[[ INFORMATION, beginning ]]

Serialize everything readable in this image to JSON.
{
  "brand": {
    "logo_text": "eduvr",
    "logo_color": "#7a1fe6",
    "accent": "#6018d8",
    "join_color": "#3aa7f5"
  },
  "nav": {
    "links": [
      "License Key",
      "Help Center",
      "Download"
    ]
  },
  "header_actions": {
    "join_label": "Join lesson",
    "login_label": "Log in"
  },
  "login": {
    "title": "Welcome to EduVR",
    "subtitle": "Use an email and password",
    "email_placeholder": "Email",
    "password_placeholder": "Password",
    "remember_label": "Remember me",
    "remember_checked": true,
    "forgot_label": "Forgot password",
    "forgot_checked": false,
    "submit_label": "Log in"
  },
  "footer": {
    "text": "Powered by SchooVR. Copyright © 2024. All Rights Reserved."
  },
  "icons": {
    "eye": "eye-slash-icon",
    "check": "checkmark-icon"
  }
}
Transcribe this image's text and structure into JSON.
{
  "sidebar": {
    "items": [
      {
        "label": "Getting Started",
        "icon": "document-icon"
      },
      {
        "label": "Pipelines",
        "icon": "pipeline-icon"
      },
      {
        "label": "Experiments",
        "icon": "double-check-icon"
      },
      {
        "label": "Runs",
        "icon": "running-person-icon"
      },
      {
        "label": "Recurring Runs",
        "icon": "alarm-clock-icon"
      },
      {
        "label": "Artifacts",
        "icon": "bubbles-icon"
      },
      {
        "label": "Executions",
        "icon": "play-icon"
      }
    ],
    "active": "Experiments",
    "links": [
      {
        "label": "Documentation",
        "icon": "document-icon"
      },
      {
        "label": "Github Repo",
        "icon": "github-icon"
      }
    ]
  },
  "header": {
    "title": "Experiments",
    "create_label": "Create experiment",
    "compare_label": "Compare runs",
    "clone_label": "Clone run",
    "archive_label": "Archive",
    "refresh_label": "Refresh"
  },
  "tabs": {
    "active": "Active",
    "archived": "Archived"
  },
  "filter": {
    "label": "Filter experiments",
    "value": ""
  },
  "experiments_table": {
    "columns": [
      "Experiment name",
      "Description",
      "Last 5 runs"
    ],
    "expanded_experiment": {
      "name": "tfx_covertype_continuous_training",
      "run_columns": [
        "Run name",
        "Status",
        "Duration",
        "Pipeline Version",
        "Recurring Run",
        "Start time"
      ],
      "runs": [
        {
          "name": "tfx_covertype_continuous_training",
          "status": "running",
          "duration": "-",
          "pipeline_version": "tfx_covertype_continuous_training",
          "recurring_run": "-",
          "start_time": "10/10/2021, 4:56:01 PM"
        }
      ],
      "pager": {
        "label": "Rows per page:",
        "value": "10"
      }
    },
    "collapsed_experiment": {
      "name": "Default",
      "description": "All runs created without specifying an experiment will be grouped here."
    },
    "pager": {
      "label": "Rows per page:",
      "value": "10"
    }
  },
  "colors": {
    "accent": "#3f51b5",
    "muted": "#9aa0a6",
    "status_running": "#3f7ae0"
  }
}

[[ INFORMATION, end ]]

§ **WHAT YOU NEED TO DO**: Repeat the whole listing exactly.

§ **SOLUTION**:
Serialize everything readable in this image to JSON.
{
  "brand": {
    "logo_text": "eduvr",
    "logo_color": "#7a1fe6",
    "accent": "#6018d8",
    "join_color": "#3aa7f5"
  },
  "nav": {
    "links": [
      "License Key",
      "Help Center",
      "Download"
    ]
  },
  "header_actions": {
    "join_label": "Join lesson",
    "login_label": "Log in"
  },
  "login": {
    "title": "Welcome to EduVR",
    "subtitle": "Use an email and password",
    "email_placeholder": "Email",
    "password_placeholder": "Password",
    "remember_label": "Remember me",
    "remember_checked": true,
    "forgot_label": "Forgot password",
    "forgot_checked": false,
    "submit_label": "Log in"
  },
  "footer": {
    "text": "Powered by SchooVR. Copyright © 2024. All Rights Reserved."
  },
  "icons": {
    "eye": "eye-slash-icon",
    "check": "checkmark-icon"
  }
}
Transcribe this image's text and structure into JSON.
{
  "sidebar": {
    "items": [
      {
        "label": "Getting Started",
        "icon": "document-icon"
      },
      {
        "label": "Pipelines",
        "icon": "pipeline-icon"
      },
      {
        "label": "Experiments",
        "icon": "double-check-icon"
      },
      {
        "label": "Runs",
        "icon": "running-person-icon"
      },
      {
        "label": "Recurring Runs",
        "icon": "alarm-clock-icon"
      },
      {
        "label": "Artifacts",
        "icon": "bubbles-icon"
      },
      {
        "label": "Executions",
        "icon": "play-icon"
      }
    ],
    "active": "Experiments",
    "links": [
      {
        "label": "Documentation",
        "icon": "document-icon"
      },
      {
        "label": "Github Repo",
        "icon": "github-icon"
      }
    ]
  },
  "header": {
    "title": "Experiments",
    "create_label": "Create experiment",
    "compare_label": "Compare runs",
    "clone_label": "Clone run",
    "archive_label": "Archive",
    "refresh_label": "Refresh"
  },
  "tabs": {
    "active": "Active",
    "archived": "Archived"
  },
  "filter": {
    "label": "Filter experiments",
    "value": ""
  },
  "experiments_table": {
    "columns": [
      "Experiment name",
      "Description",
      "Last 5 runs"
    ],
    "expanded_experiment": {
      "name": "tfx_covertype_continuous_training",
      "run_columns": [
        "Run name",
        "Status",
        "Duration",
        "Pipeline Version",
        "Recurring Run",
        "Start time"
      ],
      "runs": [
        {
          "name": "tfx_covertype_continuous_training",
          "status": "running",
          "duration": "-",
          "pipeline_version": "tfx_covertype_continuous_training",
          "recurring_run": "-",
          "start_time": "10/10/2021, 4:56:01 PM"
        }
      ],
      "pager": {
        "label": "Rows per page:",
        "value": "10"
      }
    },
    "collapsed_experiment": {
      "name": "Default",
      "description": "All runs created without specifying an experiment will be grouped here."
    },
    "pager": {
      "label": "Rows per page:",
      "value": "10"
    }
  },
  "colors": {
    "accent": "#3f51b5",
    "muted": "#9aa0a6",
    "status_running": "#3f7ae0"
  }
}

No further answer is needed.